For the new report Mental Health at Work, which was published today, by the charity Business in the Community,YouGov surveyed over 3,000 people in work across the UK.
It found that three in five (60%) employees have experienced mental health issues because of work. Yet despite 53% of people feeling comfortable talking about mental health at work, a significant percentage of employees risk serious repercussions for disclosing a mental health issue.
Dismissal, disciplinary action or demotion?
“Mental health as a workplace issue remains the elephant in the room that over a million people face serious repercussions for disclosing mental health issues to their employers,” says Louise Aston, Wellbeing Director, Business in the Community. She was responding to the findings that 15% of employees face dismissal, disciplinary action or demotion after disclosing a mental health issue at work (compared to 9% identified in similar research undertaken in 2016) says the new study.
Scaled up to the general working population, this could mean as many as 1.2 million people* negatively affected for disclosing mental health problems. No wonder then that the report also found that just 11% of people felt able to disclose a mental health issue to their line manager. The situation is even worse when you dig deeper into the research: Black, Asian and Minority Ethnic employees are less likely to feel comfortable talking about mental health at work (43% compared to 54% of white employees).

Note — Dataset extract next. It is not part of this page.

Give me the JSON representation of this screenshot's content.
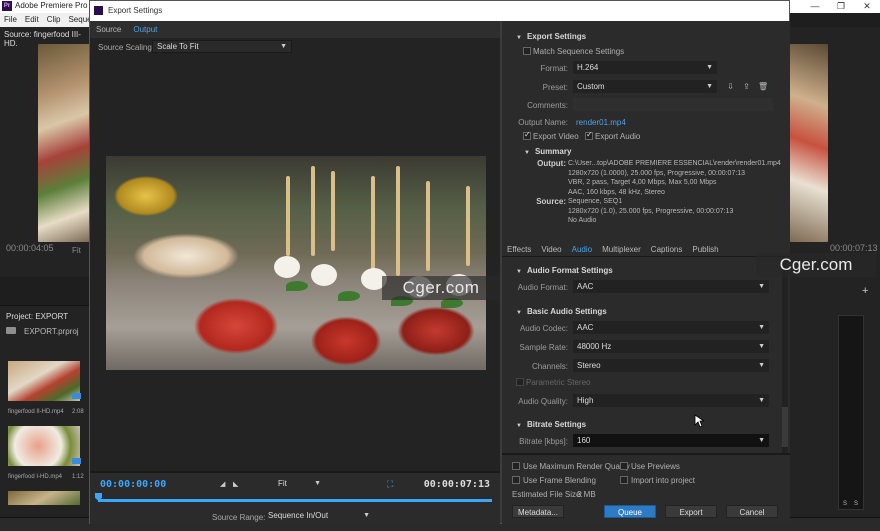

However, the report highlights some significant improvement in attitudes towards mental health in the workplace. Nine out of ten mangers agree that what they do affects the wellbeing of their staff and 84% of employers acknowledge that they have a responsibility towards their employee’s mental wellbeing.
Despite those attitudes, however, less than a quarter (24%) of managers have received any training in mental health. This is in spite of the fact that half of line managers would welcome training on mental health conditions (and a further 35% report not having any workplace facilities or services to support employee mental health and wellbeing).
Urgent call to action
This report is an urgent call to action for collective leadership from employers to end this injustice and provide better support, says Aston. There remains a pervasive culture of silence over mental health at work with three out of four people affected choosing not to involve anyone at work, says the report.
Dr Wolfgang Seidl, UK and European Workplace Health Consulting Leader for Mercer – sponsor of the study, says: “Destigmatisation of mental health is sorely needed and can be achieved by moving from a piecemeal approach of isolated tactical interventions to a truly strategic approach. Having in place a coherent mental health pathway with appropriate referral opportunities at the right time is essential.”
What can employers do?
Business in the Community has published actions and recommendations to help businesses address the stigma around mental health and take practical action to remove it. The full report and recommendations are available here.